Based on the rhetoric surrounding her historic candidacy in 2008 and, in more recent months, leading up to the 2016 campaign, you’d be forgiven for thinking that Clinton was the first woman ever to run for the nation’s highest office. Far from it.
EDITOR’S NOTE: Just about everything that drops out of Hillary’s mouth is either a complete lie or a complete twisting of the truth. After winning California, Hillary Clinton breathlessly gushed that ‘history was made tonight’ as the ‘first woman ever’ was just nominated to run for president. Sorry, Hillary, but you are 144 years too late to be able to make that claim. Liar, liar, pantsuit on fire.
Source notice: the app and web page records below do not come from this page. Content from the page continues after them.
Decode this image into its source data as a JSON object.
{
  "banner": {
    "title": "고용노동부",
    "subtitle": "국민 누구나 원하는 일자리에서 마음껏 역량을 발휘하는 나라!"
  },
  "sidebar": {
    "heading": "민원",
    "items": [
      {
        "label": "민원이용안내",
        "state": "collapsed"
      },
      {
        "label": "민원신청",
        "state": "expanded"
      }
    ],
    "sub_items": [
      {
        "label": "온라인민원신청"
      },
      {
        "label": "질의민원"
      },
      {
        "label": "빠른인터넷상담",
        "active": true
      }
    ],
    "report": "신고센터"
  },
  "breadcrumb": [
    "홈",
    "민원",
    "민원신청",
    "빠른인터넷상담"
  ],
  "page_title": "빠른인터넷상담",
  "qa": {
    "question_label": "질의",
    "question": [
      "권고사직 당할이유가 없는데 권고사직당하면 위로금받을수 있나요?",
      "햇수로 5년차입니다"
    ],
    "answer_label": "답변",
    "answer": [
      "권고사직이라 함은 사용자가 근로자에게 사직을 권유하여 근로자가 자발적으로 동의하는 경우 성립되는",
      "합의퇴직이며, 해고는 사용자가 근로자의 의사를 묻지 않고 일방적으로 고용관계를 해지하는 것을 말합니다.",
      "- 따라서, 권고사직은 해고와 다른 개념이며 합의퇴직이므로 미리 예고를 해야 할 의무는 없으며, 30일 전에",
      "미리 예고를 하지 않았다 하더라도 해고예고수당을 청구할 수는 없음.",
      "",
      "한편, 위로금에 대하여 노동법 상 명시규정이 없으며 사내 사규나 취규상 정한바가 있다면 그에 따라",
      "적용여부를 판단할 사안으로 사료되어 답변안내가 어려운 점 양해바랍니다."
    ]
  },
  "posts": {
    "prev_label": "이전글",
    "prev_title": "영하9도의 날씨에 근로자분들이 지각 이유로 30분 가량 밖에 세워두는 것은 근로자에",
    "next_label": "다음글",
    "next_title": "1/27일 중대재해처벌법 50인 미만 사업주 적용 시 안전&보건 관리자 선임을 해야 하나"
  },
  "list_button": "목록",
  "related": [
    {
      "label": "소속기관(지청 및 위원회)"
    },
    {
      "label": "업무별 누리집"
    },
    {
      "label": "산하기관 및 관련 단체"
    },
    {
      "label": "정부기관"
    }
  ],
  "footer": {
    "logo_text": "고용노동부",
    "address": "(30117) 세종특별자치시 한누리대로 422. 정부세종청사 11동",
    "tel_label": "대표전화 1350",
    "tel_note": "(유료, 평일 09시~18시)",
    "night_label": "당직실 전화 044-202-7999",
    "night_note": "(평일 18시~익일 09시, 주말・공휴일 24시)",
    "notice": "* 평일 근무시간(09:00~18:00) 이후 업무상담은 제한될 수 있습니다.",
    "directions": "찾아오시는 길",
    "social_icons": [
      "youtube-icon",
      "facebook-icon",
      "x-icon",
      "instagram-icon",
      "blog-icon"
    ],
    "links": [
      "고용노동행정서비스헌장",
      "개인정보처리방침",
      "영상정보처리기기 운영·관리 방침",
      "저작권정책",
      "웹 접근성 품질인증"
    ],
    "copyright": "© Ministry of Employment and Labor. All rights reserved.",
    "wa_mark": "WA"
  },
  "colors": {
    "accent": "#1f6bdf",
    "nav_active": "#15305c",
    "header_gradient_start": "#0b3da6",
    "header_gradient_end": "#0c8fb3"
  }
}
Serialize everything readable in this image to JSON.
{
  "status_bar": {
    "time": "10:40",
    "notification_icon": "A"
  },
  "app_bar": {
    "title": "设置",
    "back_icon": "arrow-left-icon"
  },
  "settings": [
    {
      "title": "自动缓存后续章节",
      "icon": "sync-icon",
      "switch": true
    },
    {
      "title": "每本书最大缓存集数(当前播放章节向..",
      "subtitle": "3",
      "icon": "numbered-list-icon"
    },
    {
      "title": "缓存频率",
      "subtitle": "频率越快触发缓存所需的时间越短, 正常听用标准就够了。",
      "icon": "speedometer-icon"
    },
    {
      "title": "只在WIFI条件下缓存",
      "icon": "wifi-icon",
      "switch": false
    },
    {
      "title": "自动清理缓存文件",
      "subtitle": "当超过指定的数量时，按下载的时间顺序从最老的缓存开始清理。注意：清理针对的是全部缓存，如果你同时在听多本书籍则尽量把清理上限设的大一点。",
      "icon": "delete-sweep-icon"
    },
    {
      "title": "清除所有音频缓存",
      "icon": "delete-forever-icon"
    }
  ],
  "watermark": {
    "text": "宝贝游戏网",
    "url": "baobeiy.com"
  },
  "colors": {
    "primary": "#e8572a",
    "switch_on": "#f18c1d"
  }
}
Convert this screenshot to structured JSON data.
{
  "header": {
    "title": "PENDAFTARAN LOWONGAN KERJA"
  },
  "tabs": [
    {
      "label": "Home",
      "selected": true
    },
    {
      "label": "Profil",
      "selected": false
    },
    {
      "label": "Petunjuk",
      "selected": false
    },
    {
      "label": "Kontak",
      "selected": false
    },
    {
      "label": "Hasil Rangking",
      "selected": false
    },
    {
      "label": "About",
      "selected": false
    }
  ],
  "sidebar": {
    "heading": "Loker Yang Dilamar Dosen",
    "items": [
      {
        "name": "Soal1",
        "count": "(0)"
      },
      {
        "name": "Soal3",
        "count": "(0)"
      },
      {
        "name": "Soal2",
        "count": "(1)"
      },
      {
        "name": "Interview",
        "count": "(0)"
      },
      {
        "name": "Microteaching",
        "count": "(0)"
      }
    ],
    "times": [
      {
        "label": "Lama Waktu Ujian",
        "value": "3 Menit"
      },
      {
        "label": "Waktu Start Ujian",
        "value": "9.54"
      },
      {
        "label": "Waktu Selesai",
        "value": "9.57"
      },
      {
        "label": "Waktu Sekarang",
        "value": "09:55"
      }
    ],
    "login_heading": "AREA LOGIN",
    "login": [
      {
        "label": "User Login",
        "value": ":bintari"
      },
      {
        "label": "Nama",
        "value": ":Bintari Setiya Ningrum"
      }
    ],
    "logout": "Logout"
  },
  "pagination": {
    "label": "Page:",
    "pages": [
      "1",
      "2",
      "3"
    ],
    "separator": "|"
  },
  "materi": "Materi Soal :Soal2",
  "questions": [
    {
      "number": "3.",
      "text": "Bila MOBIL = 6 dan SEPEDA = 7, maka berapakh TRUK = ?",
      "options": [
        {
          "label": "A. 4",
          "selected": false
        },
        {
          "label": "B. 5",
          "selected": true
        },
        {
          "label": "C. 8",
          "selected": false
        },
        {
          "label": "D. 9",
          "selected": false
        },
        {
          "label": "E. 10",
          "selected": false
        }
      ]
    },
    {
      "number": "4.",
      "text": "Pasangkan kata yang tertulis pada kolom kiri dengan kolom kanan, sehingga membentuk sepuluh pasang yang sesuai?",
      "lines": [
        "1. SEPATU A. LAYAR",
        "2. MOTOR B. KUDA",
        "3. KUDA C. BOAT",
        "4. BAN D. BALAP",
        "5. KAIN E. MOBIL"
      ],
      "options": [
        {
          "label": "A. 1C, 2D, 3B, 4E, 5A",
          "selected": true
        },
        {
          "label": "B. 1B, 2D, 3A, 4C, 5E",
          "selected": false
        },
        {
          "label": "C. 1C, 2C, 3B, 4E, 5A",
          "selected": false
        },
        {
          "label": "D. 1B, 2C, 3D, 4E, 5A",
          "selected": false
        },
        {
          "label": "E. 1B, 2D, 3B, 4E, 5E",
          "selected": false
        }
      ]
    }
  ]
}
Don’t ever believe a word this woman has to say, because it won’t be true.
Hillary Clinton, as she dropped out of the 2008 presidential race, celebrated the groundbreaking success in her race. “Although we weren’t able to shatter that highest, hardest glass ceiling this time, thanks to you, it’s got about 18 million cracks in it,” she told supporters.
Few know, though, the name of the woman who put the first crack in that highest, hardest glass ceiling. That honor belongs to a beautiful, colorful and convention-defying woman named Victoria Woodhull, who ran for the office in 1872, 136 years before Clinton made her first run in 2008. Woodhull, who died nearly twenty years before Clinton was even born, hazarded a path on which no woman before her had ever dared to tread. Even more amazing is that she did it almost 50 years before the ratification of the 19th Amendment in 1920 gave women the right to vote. On Election Day, November 5, 1872, Victoria Woodhull couldn’t even vote for herself.
Although it must be noted that she could not have voted for herself in any case, given the fact that she was incarcerated on Election Day, and for a month or so after, in New York City’s Ludlow Street Jail on obscenity charges.
Woodhull ran under the banner of the Equal Rights Party—formerly the People’s Party—which supported equal rights for women and women’s suffrage.
The party nominated her in May 1872 in New York City to run uphill against incumbent Republican Ulysses S. Grant and Democrat Horace Greeley and selected as her running mate Frederick Douglass, former escaped slave-turned-abolitionist writer and speaker.
On paper, it was an impressive pick, but not really: Douglass never appeared at the party’s nominating convention, never agreed to run with Woodhull, never participated in the campaign and actually gave stump speeches for Grant. source